Lyng v. International Union, United Automobile, Aerospace & Agricultural Implement Workers of America

RESPONDENT: International Union, United Automobile, Aerospace & Agricultural Implement Workers of America
LOCATION: Hoopa Valley Indian Reservation

DOCKET NO.: 86-1471
DECIDED BY: Rehnquist Court (1988-1990)

CITATION: 485 US 360 (1988)
ARGUED: Dec 07, 1987
DECIDED: Mar 23, 1988

Lawrence S. Robbins - on behalf of the Appellant
Richard Walker Mchugh - for appellees

Facts of the case


Media for Lyng v. International Union, United Automobile, Aerospace & Agricultural Implement Workers of America

Audio Transcription for Oral Argument - December 07, 1987 in Lyng v. International Union, United Automobile, Aerospace & Agricultural Implement Workers of America

William H. Rehnquist:

We'll hear argument first this morning in No. 86-1471, Richard Lyng v. International Union.

Mr. Robbins, you may proceed whenever you're ready.

Lawrence S. Robbins:

Thank you, Mr. Chief Justice, and may it please the Court.

In the 23 years since the Food Stamp Act of 1964 was enacted, Congress has many times considered and several times enacted measures designed to restrict the availability of food stamps to households with members who were on strike.

In 1981, the 97th Congress enacted an amendment to the Food Stamp Act now codified at 7 U.S.C. 2015(d)(3) whose Constitutionality is at issue in the case this morning.

That amendment generally provides that households that contain strikers are not eligible for food stamps by reason of the loss of income occasioned by the strike.

It provides moreover that households eligible for food stamps prior to the strike will retain their eligibility but will not receive any additional food stamps by reason of that loss of income.

Harry A. Blackmun:

What is the purpose of that exception do you think, Mr. Robbins?

Lawrence S. Robbins:

I think, Justice Blackmun, that Congress sought to strike what I would call a balance of competing interests.

By retaining the eligibility, households were placed in no worse position by virtue of the strike.

Congress simply sought not to permit the loss of income occasioned by the strike itself to increase the eligibility for food stamps.

So in that sense, it doesn't deprive households of an eligibility that vested prior to the time the strike began.

Sandra Day O'Connor:

Mr. Robbins, is there any evidence in the legislative history that one of the purposes was to somehow effect or establish national labor policy in any way?

Was this just a budget device to save money, or was the exception in there to further some labor policy of the government?

Lawrence S. Robbins:

I think, Justice O'Connor, Congress sought to promote three objectives, and it articulated those objectives in the accompanying Senate report, I believe it's 97-35, that accompanied the legislation in 1931.

Those three purposes are first, as Your Honor mentioned, to achieve what Congress wished to be dramatic changes in its words, in the Federal spending policy.

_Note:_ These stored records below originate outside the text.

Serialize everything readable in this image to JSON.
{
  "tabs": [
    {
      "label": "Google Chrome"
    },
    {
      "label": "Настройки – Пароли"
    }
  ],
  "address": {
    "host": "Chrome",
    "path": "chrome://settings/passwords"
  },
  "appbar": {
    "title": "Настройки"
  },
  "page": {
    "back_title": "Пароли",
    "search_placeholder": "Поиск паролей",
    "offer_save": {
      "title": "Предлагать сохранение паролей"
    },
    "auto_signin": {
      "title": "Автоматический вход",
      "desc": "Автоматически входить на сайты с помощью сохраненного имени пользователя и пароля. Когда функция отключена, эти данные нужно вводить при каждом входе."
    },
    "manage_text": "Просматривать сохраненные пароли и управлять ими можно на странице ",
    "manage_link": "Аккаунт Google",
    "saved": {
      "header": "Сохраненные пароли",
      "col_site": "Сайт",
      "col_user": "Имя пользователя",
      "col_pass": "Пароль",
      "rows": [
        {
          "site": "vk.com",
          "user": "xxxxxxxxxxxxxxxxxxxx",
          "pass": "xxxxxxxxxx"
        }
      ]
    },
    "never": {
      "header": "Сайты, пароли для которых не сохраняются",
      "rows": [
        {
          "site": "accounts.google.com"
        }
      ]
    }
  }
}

Congress sought to reduce the overall cost of the Food Stamp program and the Congressional Budget Office estimated in fact that the amendment actually adopted in 2015(d)(3) would save approximately $165 million in food stamp outlays over the three year period 1982 to 1984.

But there were two other objectives as well, apart from simple saving of revenue.

First, Congress believed that it was tying the receipt of food stamps to the ability and willingness to work.

It thought that was consistent with the balance of the food stamp scheme.

It believed and said, that strikers have foregone available employment voluntarily and that union strike funds should be the principal source of benefits during a work stoppage.

Finally and more clearly I think directed to Your Honor's question, Congress attempted to promote additional governmental neutrality in labor disputes.

It believed that providing food stamps to striking workers is an incentive to wait out management, in the Senate Committee's words, rather than to reach compromises.

And it decided that it wished to withdraw that incentive from labor management's disputes.

Now, the District Court for the District of Columbia recognized that these were rational goals and that the legislation enacted in 2015(d)(3) is, to use the District Court's words,

"rationally related to legitimate legislative objectives. "

but it struck the statute down anyway.

Applying a rather loose amalgam of rational based and heightened scrutiny, the Court found that the statute irrationally discriminated against strikers, unlawfully impinges on their free association rights as well as the rights of their families and their unions to free association and exacts an excessive price for the protected right to strike.

We believe each of these conclusions to be mistaken and we ask this Court this morning to reverse.

Let me turn first, if I might, to the equal protection claim in the case.